At 5:30 a.m., July 16, 1945, scientists from Los Alamos tested the atomic bomb on the Alamogordo Bombing Range. Shock waves from the explosion broke windows 120 miles away. Officials said the blast was an accidental munitions explosion. In August, the U.S. dropped atomic bombs on Hiroshima and Nagasaki. Japan's surrender five days later ended World War II.

White Sands Missile Range

New Mexico became a testing ground in 1930 when Robert Goddard brought his rocket research program to Roswell. In 1944, the government took over the Alamogordo Bombing Range and nearby lands for the new White Sands Proving Ground. This area was approximately 100 miles long and forty miles wide.

In August 1945, German scientists, who had surrendered during the war, arrived at the testing ground. With them came confiscated V-2 rocket components. The scientists, including Wernher Von Braun, were cleared by security officials to work on the missile project. The Army's Ballistic Missile Program was led by Von Braun. After the proving ground was selected as a missile testing range, it was renamed White Sands Missile Range. Covering 3,200 square miles, it is one of the largest military installations in the country.

Post War

Almost half of the students enrolled at the New Mexico College A&M were soldiers returning from the war. Housing was scarce. Some families camped along the riverbank. The housing shortage eased when builders began developing entire subdivisions. Most of the builders were local, including C. B. Smith and Jamie Stull.

Las Cruces celebrated its Centennial in 1949. Centennial Queen Teresa Viramontes led the Main Street parade. The weeklong celebration ended with "La Gran Fiesta," an extravagant pageant at the college football stadium. Two hours before show time a windstorm knocked down the sets. Volunteers quickly rebuilt the set, and the show went on. The pageant included more than 1,000 participants.

Growth and Urban Renewal

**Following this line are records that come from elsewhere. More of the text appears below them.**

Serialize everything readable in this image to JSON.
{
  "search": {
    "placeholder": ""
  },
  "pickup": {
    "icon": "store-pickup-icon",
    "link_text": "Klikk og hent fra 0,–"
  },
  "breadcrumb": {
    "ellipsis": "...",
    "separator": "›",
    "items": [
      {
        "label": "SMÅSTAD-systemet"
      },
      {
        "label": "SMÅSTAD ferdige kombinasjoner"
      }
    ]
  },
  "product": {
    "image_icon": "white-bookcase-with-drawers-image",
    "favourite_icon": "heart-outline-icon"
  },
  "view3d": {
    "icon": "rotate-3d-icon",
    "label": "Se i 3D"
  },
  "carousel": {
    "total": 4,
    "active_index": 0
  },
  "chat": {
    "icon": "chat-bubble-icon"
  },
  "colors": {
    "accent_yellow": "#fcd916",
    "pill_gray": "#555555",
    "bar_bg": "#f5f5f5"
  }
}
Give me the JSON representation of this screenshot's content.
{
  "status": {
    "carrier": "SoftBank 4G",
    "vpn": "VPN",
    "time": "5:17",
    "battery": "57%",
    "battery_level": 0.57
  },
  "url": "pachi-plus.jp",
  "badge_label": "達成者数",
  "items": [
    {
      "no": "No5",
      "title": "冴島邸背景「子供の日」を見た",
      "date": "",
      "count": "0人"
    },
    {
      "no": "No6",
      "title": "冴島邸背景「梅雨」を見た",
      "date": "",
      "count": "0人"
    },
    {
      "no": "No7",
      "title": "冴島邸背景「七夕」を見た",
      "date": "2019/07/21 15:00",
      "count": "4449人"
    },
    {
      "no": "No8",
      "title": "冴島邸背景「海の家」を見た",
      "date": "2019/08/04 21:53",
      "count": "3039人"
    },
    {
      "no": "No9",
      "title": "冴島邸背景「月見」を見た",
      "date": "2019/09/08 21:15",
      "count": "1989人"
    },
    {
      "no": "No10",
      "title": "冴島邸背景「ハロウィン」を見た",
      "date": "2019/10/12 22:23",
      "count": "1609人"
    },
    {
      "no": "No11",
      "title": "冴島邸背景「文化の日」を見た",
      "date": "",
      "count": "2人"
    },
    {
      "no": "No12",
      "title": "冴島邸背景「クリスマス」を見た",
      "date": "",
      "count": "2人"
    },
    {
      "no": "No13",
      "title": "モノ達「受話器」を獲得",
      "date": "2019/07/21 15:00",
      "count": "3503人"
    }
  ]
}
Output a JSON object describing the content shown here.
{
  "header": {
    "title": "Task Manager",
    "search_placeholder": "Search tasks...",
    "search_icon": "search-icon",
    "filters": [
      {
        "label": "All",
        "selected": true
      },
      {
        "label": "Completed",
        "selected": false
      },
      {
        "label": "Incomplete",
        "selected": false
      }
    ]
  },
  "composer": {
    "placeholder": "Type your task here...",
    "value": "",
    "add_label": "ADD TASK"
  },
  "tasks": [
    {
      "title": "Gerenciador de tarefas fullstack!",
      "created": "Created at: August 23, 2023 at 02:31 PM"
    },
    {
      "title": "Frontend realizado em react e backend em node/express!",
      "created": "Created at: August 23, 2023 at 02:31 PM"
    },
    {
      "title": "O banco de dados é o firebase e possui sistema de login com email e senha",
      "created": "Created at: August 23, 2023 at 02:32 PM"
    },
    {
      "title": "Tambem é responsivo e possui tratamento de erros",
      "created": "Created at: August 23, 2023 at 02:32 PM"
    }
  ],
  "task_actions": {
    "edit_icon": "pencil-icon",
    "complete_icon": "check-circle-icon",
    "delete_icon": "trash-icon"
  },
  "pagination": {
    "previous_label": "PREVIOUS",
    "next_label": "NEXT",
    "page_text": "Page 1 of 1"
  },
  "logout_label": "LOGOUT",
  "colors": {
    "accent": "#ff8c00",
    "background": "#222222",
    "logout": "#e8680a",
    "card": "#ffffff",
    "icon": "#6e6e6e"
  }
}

From 1950 to 1960, the population of Las Cruces grew from 12,000 to more than 29,000. City leaders adopted an Urban Renewal Program for downtown. This program closed several blocks of Main Street and created a walking mall. The owners of historic Saint Genevieve's Catholic Church and Loretto Academy tore down their buildings. Many houses were built when a thousand acres of land was developed on the east mesa.